→ **REQUIRED WORK**:
For the string "down", search the entries below and copy every line where it appears.

Items listed in a dataset
-- Opening Marker --

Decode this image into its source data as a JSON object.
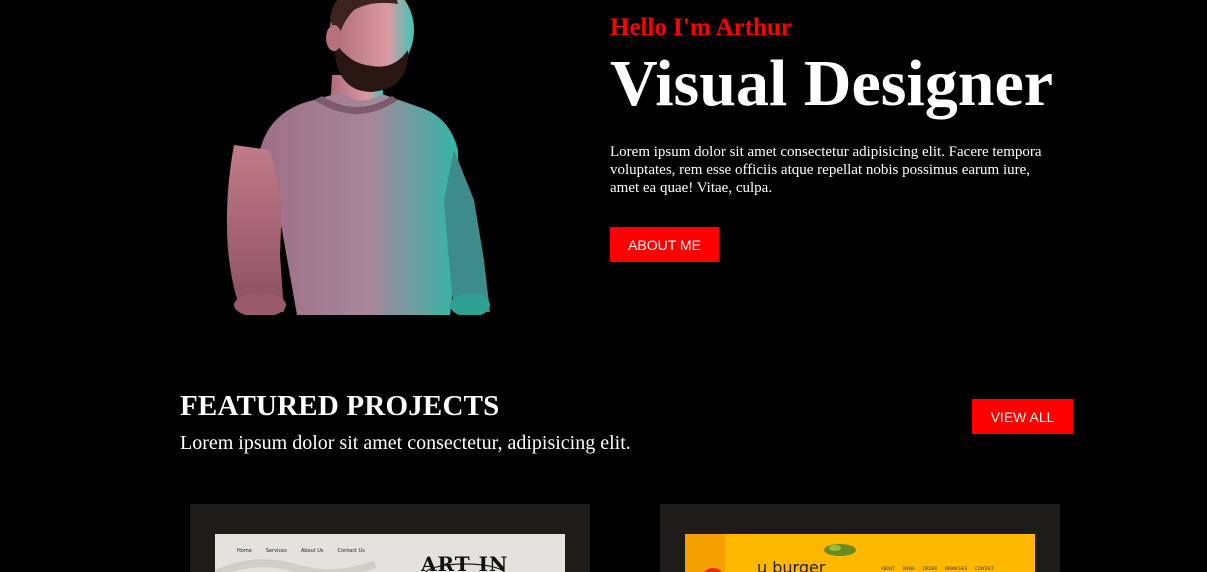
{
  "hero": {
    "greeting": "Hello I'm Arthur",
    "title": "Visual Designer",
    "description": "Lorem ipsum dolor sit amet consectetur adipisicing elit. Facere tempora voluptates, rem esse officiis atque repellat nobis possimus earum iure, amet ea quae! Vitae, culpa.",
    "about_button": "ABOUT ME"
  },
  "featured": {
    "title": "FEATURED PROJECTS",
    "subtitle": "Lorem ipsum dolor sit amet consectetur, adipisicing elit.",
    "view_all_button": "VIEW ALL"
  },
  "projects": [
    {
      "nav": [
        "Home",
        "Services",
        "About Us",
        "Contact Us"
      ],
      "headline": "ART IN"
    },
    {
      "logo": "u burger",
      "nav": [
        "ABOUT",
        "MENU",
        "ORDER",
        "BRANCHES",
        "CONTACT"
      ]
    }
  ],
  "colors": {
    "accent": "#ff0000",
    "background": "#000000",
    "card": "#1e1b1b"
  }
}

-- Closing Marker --
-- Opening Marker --

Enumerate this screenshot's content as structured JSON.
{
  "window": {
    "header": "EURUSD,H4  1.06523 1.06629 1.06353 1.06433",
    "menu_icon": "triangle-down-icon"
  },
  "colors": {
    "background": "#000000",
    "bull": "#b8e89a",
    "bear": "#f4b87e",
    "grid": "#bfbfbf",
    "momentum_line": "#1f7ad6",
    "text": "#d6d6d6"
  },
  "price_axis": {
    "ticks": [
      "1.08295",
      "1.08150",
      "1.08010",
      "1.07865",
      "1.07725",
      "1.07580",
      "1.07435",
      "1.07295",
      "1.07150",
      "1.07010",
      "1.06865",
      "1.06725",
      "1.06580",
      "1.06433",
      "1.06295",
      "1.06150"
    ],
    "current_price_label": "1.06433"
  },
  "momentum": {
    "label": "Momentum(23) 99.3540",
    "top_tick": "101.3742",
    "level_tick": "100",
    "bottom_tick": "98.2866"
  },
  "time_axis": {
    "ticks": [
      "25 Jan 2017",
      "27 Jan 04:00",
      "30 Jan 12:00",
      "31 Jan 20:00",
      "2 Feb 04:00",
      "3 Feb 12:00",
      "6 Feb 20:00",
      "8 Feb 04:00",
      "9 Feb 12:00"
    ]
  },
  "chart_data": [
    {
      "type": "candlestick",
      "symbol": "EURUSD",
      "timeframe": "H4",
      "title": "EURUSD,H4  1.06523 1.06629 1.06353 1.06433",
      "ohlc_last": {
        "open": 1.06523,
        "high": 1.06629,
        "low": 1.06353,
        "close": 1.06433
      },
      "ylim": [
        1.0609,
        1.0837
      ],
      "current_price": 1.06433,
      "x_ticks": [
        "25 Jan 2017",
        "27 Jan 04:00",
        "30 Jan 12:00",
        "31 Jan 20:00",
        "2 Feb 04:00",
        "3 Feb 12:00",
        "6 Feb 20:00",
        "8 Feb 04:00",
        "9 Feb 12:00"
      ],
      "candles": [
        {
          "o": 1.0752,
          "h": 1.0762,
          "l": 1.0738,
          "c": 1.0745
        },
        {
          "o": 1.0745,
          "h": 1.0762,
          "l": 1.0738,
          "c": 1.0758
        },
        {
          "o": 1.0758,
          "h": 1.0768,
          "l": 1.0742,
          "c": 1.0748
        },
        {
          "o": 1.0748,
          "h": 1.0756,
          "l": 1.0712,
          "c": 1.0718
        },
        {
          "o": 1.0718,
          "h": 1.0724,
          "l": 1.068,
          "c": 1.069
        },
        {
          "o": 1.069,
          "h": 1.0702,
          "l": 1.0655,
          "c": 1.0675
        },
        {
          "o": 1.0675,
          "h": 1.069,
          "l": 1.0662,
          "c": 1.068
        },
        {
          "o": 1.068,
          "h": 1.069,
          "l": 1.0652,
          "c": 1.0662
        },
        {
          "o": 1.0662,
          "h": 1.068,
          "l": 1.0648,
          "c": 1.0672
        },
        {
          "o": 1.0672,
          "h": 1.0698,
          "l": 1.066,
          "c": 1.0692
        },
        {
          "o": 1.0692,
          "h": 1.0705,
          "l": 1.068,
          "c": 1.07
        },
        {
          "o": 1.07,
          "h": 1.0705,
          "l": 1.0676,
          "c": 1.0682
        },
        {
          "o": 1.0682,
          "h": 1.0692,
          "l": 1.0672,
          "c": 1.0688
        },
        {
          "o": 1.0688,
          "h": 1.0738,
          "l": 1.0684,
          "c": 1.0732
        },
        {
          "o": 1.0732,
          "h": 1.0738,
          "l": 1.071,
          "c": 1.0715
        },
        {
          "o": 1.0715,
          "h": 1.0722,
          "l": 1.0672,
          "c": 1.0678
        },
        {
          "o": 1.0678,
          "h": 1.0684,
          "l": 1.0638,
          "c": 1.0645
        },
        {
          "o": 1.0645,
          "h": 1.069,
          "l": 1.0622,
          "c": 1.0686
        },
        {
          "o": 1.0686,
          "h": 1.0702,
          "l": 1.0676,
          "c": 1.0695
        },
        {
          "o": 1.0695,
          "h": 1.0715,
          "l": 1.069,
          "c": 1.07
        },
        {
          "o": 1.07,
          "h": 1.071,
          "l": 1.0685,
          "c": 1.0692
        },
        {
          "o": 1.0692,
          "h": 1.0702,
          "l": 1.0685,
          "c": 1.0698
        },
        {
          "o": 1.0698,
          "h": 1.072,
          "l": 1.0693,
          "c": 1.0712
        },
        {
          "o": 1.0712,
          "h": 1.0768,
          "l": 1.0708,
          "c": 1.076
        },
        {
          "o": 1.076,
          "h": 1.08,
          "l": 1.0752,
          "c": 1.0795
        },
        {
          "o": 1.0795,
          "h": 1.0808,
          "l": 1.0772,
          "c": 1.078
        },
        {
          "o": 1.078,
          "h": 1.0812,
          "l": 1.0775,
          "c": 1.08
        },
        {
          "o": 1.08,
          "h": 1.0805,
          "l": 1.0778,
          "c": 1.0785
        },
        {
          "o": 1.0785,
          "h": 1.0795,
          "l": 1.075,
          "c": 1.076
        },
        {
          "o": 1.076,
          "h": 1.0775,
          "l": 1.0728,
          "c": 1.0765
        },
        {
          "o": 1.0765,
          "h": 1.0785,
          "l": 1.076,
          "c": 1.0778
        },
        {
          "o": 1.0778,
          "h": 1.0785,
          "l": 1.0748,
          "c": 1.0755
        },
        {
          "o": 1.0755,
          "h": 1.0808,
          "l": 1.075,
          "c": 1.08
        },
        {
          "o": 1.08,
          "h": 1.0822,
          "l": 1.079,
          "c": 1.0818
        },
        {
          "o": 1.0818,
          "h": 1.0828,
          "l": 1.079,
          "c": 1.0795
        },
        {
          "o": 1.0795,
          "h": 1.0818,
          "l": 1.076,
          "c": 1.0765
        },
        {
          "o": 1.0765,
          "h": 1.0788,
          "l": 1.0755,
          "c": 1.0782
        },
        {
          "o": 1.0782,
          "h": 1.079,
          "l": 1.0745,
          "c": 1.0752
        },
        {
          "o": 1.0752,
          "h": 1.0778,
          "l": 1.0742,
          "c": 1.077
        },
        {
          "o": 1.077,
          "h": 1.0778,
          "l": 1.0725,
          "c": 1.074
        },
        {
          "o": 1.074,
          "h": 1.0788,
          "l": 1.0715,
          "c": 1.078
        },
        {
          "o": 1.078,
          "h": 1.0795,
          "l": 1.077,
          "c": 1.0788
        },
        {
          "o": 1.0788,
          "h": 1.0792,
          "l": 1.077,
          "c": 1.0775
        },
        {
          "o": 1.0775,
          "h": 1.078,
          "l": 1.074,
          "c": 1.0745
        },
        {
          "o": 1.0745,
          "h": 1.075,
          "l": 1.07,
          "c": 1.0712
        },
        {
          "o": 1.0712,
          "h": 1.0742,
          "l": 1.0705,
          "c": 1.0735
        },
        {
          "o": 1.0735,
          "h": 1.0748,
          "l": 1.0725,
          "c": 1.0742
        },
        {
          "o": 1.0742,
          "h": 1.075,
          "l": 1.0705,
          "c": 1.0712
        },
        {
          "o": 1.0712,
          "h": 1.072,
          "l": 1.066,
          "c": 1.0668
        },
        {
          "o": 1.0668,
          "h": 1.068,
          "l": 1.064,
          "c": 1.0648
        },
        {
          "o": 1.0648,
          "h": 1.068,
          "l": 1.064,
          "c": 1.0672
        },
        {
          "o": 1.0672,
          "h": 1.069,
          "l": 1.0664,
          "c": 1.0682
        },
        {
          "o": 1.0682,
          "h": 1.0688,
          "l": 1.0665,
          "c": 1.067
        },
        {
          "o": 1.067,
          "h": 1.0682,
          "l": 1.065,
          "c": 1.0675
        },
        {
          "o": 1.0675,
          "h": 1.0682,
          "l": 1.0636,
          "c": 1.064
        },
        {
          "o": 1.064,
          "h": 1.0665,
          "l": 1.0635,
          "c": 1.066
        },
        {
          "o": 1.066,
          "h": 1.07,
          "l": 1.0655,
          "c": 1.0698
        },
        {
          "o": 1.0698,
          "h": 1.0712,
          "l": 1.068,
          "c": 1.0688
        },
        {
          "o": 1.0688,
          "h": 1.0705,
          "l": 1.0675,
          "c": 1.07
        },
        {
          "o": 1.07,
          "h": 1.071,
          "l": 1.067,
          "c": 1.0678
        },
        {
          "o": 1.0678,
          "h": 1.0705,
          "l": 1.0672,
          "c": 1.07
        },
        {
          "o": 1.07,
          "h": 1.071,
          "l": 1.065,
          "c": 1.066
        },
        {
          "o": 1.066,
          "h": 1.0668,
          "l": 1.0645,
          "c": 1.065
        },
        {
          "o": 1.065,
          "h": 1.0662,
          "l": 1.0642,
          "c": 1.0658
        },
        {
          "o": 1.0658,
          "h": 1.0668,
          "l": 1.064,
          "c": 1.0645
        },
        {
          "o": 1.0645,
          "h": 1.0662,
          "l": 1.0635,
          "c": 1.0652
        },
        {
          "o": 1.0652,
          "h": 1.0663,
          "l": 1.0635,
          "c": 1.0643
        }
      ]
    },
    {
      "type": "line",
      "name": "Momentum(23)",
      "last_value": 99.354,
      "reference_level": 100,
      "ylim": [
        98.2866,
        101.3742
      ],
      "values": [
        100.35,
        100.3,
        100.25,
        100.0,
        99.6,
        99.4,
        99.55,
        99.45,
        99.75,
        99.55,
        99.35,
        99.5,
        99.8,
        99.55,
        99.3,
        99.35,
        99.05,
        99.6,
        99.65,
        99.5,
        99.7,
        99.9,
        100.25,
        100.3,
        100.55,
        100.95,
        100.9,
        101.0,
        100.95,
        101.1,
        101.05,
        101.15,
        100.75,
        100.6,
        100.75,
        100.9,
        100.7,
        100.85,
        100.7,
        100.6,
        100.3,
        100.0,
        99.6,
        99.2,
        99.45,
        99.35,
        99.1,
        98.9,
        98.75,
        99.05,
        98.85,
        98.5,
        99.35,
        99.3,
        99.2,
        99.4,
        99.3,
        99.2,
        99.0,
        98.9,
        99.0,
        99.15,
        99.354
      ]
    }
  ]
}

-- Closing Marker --
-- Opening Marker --

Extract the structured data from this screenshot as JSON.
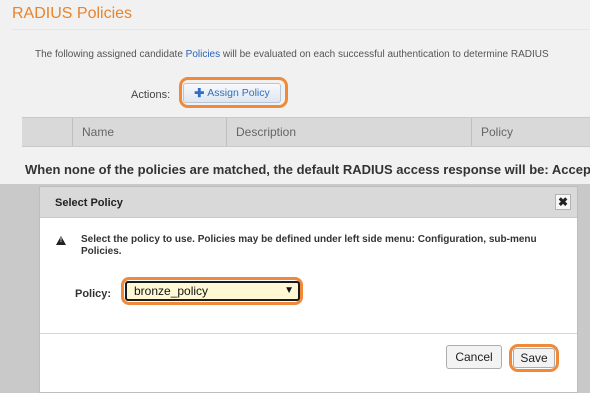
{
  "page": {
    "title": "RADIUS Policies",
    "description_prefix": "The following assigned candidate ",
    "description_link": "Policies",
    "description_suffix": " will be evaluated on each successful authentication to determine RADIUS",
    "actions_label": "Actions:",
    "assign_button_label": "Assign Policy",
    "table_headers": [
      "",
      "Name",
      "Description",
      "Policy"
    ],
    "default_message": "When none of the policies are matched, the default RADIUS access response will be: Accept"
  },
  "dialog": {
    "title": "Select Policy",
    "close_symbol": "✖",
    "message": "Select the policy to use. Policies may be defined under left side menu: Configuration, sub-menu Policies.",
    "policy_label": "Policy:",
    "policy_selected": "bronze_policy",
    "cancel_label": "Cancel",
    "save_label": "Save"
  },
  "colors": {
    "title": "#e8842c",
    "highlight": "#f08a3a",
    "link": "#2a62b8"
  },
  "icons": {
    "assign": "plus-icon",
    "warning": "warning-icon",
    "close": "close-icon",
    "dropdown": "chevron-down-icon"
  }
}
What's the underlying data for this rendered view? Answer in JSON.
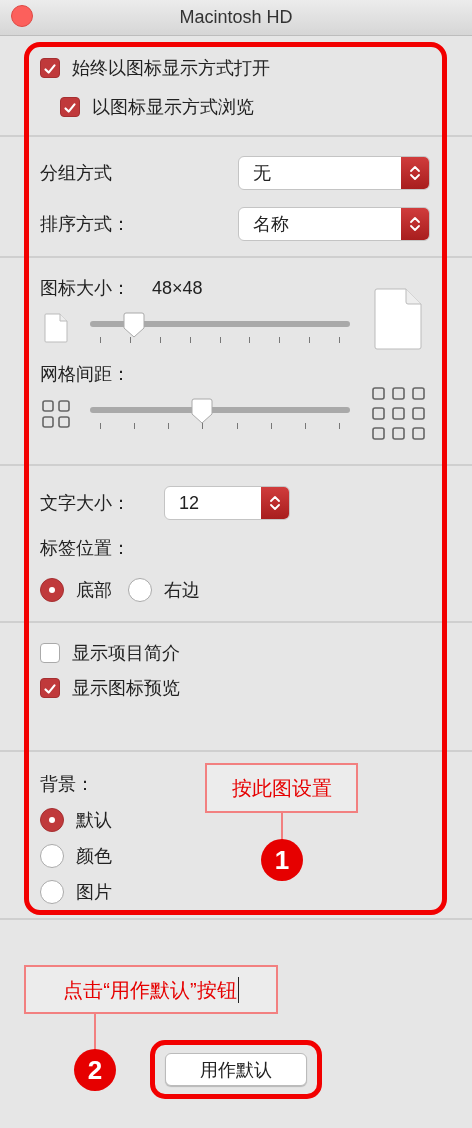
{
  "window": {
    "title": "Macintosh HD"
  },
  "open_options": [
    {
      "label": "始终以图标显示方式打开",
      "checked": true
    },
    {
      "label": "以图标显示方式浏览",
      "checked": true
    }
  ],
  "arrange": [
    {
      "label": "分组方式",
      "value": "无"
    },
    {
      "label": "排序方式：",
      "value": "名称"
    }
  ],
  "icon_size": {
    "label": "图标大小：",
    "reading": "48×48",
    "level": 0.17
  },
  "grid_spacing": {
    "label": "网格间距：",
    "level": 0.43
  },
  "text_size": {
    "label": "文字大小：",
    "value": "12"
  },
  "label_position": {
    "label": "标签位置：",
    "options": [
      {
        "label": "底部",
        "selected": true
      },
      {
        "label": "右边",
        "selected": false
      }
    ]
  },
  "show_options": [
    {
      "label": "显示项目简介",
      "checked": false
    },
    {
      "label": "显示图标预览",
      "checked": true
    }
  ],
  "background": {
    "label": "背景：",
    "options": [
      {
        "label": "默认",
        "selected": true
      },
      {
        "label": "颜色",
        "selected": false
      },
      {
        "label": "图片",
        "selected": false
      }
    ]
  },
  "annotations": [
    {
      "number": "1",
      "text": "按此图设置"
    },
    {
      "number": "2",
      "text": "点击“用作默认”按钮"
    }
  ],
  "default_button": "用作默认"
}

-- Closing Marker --

→ **RESPONSE TO THIS TASK**:
    "menu_icon": "triangle-down-icon"
    "dropdown": "chevron-down-icon"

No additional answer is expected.